----- RECORDED DATA

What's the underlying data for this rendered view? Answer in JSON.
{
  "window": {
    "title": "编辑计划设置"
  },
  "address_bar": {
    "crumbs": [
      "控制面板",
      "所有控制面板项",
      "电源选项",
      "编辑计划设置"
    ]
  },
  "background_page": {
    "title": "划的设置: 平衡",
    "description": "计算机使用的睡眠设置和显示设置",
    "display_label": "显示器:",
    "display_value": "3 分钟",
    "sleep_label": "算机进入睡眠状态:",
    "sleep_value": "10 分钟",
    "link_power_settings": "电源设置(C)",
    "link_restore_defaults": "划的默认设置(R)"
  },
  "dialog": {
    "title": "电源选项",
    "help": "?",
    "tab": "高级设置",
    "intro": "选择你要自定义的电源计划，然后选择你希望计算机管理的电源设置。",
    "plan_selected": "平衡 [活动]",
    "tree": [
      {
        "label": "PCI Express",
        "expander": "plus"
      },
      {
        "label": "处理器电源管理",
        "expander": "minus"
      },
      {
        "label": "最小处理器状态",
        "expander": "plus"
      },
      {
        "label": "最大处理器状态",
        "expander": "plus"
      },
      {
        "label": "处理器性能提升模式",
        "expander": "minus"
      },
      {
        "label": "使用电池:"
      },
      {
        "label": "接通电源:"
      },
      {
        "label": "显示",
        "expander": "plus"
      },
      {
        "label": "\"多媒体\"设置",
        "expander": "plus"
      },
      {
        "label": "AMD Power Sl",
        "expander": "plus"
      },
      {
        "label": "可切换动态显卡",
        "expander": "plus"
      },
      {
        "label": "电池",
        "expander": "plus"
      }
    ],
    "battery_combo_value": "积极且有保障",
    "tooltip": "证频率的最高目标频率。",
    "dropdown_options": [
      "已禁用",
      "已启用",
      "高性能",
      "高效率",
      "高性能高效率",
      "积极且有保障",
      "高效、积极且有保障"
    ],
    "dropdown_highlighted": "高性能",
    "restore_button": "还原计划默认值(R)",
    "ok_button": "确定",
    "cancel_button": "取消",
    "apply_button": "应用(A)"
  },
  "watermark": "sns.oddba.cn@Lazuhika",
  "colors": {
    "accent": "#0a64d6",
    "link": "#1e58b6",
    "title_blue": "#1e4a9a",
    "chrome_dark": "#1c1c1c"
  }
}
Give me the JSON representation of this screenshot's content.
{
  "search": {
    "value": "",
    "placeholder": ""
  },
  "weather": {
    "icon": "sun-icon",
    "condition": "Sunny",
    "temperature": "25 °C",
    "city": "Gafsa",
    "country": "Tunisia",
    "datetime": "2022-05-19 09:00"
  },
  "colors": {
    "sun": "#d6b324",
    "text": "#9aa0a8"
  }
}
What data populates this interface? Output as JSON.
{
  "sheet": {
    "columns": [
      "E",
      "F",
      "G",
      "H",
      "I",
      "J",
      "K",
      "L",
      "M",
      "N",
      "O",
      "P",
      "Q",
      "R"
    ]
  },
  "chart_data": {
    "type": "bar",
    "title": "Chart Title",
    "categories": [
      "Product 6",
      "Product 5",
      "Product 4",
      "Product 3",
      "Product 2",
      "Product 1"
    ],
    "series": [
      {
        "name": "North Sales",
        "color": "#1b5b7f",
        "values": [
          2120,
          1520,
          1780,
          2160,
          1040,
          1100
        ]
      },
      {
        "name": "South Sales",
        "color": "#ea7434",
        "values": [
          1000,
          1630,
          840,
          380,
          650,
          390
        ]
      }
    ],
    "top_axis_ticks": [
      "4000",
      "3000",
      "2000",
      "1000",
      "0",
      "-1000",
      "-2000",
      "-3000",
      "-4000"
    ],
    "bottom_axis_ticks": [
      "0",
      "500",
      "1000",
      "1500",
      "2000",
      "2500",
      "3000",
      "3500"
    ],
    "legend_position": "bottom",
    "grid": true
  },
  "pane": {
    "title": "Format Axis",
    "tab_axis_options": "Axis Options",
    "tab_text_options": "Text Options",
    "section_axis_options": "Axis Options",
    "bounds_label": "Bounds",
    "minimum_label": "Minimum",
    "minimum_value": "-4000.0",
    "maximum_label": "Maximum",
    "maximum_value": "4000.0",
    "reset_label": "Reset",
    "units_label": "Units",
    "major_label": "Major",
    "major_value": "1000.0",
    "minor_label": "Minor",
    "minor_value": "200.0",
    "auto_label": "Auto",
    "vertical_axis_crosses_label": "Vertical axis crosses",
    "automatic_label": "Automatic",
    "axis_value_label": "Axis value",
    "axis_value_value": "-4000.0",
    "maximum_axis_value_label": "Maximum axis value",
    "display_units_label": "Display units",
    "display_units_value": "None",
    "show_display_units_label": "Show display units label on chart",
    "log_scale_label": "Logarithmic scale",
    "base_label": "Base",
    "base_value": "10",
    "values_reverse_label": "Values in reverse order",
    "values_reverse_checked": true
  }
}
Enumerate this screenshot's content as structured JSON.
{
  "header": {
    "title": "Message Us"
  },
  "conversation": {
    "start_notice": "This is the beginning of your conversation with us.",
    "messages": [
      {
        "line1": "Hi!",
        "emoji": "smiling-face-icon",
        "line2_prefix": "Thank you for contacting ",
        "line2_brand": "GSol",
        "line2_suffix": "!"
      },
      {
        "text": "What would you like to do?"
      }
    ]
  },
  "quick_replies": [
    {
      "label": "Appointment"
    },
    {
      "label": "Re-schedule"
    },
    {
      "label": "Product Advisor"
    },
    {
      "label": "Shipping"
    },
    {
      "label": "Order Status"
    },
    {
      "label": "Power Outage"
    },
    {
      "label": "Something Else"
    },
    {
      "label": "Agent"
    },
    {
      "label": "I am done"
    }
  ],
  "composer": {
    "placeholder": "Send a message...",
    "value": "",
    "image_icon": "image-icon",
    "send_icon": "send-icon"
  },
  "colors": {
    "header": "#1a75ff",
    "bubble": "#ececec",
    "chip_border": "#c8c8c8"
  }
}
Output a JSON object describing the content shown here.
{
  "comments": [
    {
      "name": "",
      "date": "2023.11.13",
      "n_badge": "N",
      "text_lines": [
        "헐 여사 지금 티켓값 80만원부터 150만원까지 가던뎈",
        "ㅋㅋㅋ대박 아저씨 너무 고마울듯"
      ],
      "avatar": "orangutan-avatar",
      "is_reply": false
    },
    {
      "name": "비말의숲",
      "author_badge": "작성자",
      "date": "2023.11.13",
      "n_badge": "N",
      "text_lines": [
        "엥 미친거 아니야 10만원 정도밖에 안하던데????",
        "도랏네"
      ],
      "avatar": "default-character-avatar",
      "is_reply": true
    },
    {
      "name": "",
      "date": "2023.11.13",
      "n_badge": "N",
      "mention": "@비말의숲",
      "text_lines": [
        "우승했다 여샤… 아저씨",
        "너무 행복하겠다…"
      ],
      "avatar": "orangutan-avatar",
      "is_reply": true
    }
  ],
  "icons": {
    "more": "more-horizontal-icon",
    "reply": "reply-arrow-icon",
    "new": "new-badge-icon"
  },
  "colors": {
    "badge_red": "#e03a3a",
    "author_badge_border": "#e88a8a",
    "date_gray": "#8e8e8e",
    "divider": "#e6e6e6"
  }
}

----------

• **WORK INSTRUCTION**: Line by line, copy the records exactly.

• **RESULT**:
What's the underlying data for this rendered view? Answer in JSON.
{
  "window": {
    "title": "编辑计划设置"
  },
  "address_bar": {
    "crumbs": [
      "控制面板",
      "所有控制面板项",
      "电源选项",
      "编辑计划设置"
    ]
  },
  "background_page": {
    "title": "划的设置: 平衡",
    "description": "计算机使用的睡眠设置和显示设置",
    "display_label": "显示器:",
    "display_value": "3 分钟",
    "sleep_label": "算机进入睡眠状态:",
    "sleep_value": "10 分钟",
    "link_power_settings": "电源设置(C)",
    "link_restore_defaults": "划的默认设置(R)"
  },
  "dialog": {
    "title": "电源选项",
    "help": "?",
    "tab": "高级设置",
    "intro": "选择你要自定义的电源计划，然后选择你希望计算机管理的电源设置。",
    "plan_selected": "平衡 [活动]",
    "tree": [
      {
        "label": "PCI Express",
        "expander": "plus"
      },
      {
        "label": "处理器电源管理",
        "expander": "minus"
      },
      {
        "label": "最小处理器状态",
        "expander": "plus"
      },
      {
        "label": "最大处理器状态",
        "expander": "plus"
      },
      {
        "label": "处理器性能提升模式",
        "expander": "minus"
      },
      {
        "label": "使用电池:"
      },
      {
        "label": "接通电源:"
      },
      {
        "label": "显示",
        "expander": "plus"
      },
      {
        "label": "\"多媒体\"设置",
        "expander": "plus"
      },
      {
        "label": "AMD Power Sl",
        "expander": "plus"
      },
      {
        "label": "可切换动态显卡",
        "expander": "plus"
      },
      {
        "label": "电池",
        "expander": "plus"
      }
    ],
    "battery_combo_value": "积极且有保障",
    "tooltip": "证频率的最高目标频率。",
    "dropdown_options": [
      "已禁用",
      "已启用",
      "高性能",
      "高效率",
      "高性能高效率",
      "积极且有保障",
      "高效、积极且有保障"
    ],
    "dropdown_highlighted": "高性能",
    "restore_button": "还原计划默认值(R)",
    "ok_button": "确定",
    "cancel_button": "取消",
    "apply_button": "应用(A)"
  },
  "watermark": "sns.oddba.cn@Lazuhika",
  "colors": {
    "accent": "#0a64d6",
    "link": "#1e58b6",
    "title_blue": "#1e4a9a",
    "chrome_dark": "#1c1c1c"
  }
}
Give me the JSON representation of this screenshot's content.
{
  "search": {
    "value": "",
    "placeholder": ""
  },
  "weather": {
    "icon": "sun-icon",
    "condition": "Sunny",
    "temperature": "25 °C",
    "city": "Gafsa",
    "country": "Tunisia",
    "datetime": "2022-05-19 09:00"
  },
  "colors": {
    "sun": "#d6b324",
    "text": "#9aa0a8"
  }
}
What data populates this interface? Output as JSON.
{
  "sheet": {
    "columns": [
      "E",
      "F",
      "G",
      "H",
      "I",
      "J",
      "K",
      "L",
      "M",
      "N",
      "O",
      "P",
      "Q",
      "R"
    ]
  },
  "chart_data": {
    "type": "bar",
    "title": "Chart Title",
    "categories": [
      "Product 6",
      "Product 5",
      "Product 4",
      "Product 3",
      "Product 2",
      "Product 1"
    ],
    "series": [
      {
        "name": "North Sales",
        "color": "#1b5b7f",
        "values": [
          2120,
          1520,
          1780,
          2160,
          1040,
          1100
        ]
      },
      {
        "name": "South Sales",
        "color": "#ea7434",
        "values": [
          1000,
          1630,
          840,
          380,
          650,
          390
        ]
      }
    ],
    "top_axis_ticks": [
      "4000",
      "3000",
      "2000",
      "1000",
      "0",
      "-1000",
      "-2000",
      "-3000",
      "-4000"
    ],
    "bottom_axis_ticks": [
      "0",
      "500",
      "1000",
      "1500",
      "2000",
      "2500",
      "3000",
      "3500"
    ],
    "legend_position": "bottom",
    "grid": true
  },
  "pane": {
    "title": "Format Axis",
    "tab_axis_options": "Axis Options",
    "tab_text_options": "Text Options",
    "section_axis_options": "Axis Options",
    "bounds_label": "Bounds",
    "minimum_label": "Minimum",
    "minimum_value": "-4000.0",
    "maximum_label": "Maximum",
    "maximum_value": "4000.0",
    "reset_label": "Reset",
    "units_label": "Units",
    "major_label": "Major",
    "major_value": "1000.0",
    "minor_label": "Minor",
    "minor_value": "200.0",
    "auto_label": "Auto",
    "vertical_axis_crosses_label": "Vertical axis crosses",
    "automatic_label": "Automatic",
    "axis_value_label": "Axis value",
    "axis_value_value": "-4000.0",
    "maximum_axis_value_label": "Maximum axis value",
    "display_units_label": "Display units",
    "display_units_value": "None",
    "show_display_units_label": "Show display units label on chart",
    "log_scale_label": "Logarithmic scale",
    "base_label": "Base",
    "base_value": "10",
    "values_reverse_label": "Values in reverse order",
    "values_reverse_checked": true
  }
}
Enumerate this screenshot's content as structured JSON.
{
  "header": {
    "title": "Message Us"
  },
  "conversation": {
    "start_notice": "This is the beginning of your conversation with us.",
    "messages": [
      {
        "line1": "Hi!",
        "emoji": "smiling-face-icon",
        "line2_prefix": "Thank you for contacting ",
        "line2_brand": "GSol",
        "line2_suffix": "!"
      },
      {
        "text": "What would you like to do?"
      }
    ]
  },
  "quick_replies": [
    {
      "label": "Appointment"
    },
    {
      "label": "Re-schedule"
    },
    {
      "label": "Product Advisor"
    },
    {
      "label": "Shipping"
    },
    {
      "label": "Order Status"
    },
    {
      "label": "Power Outage"
    },
    {
      "label": "Something Else"
    },
    {
      "label": "Agent"
    },
    {
      "label": "I am done"
    }
  ],
  "composer": {
    "placeholder": "Send a message...",
    "value": "",
    "image_icon": "image-icon",
    "send_icon": "send-icon"
  },
  "colors": {
    "header": "#1a75ff",
    "bubble": "#ececec",
    "chip_border": "#c8c8c8"
  }
}
Output a JSON object describing the content shown here.
{
  "comments": [
    {
      "name": "",
      "date": "2023.11.13",
      "n_badge": "N",
      "text_lines": [
        "헐 여사 지금 티켓값 80만원부터 150만원까지 가던뎈",
        "ㅋㅋㅋ대박 아저씨 너무 고마울듯"
      ],
      "avatar": "orangutan-avatar",
      "is_reply": false
    },
    {
      "name": "비말의숲",
      "author_badge": "작성자",
      "date": "2023.11.13",
      "n_badge": "N",
      "text_lines": [
        "엥 미친거 아니야 10만원 정도밖에 안하던데????",
        "도랏네"
      ],
      "avatar": "default-character-avatar",
      "is_reply": true
    },
    {
      "name": "",
      "date": "2023.11.13",
      "n_badge": "N",
      "mention": "@비말의숲",
      "text_lines": [
        "우승했다 여샤… 아저씨",
        "너무 행복하겠다…"
      ],
      "avatar": "orangutan-avatar",
      "is_reply": true
    }
  ],
  "icons": {
    "more": "more-horizontal-icon",
    "reply": "reply-arrow-icon",
    "new": "new-badge-icon"
  },
  "colors": {
    "badge_red": "#e03a3a",
    "author_badge_border": "#e88a8a",
    "date_gray": "#8e8e8e",
    "divider": "#e6e6e6"
  }
}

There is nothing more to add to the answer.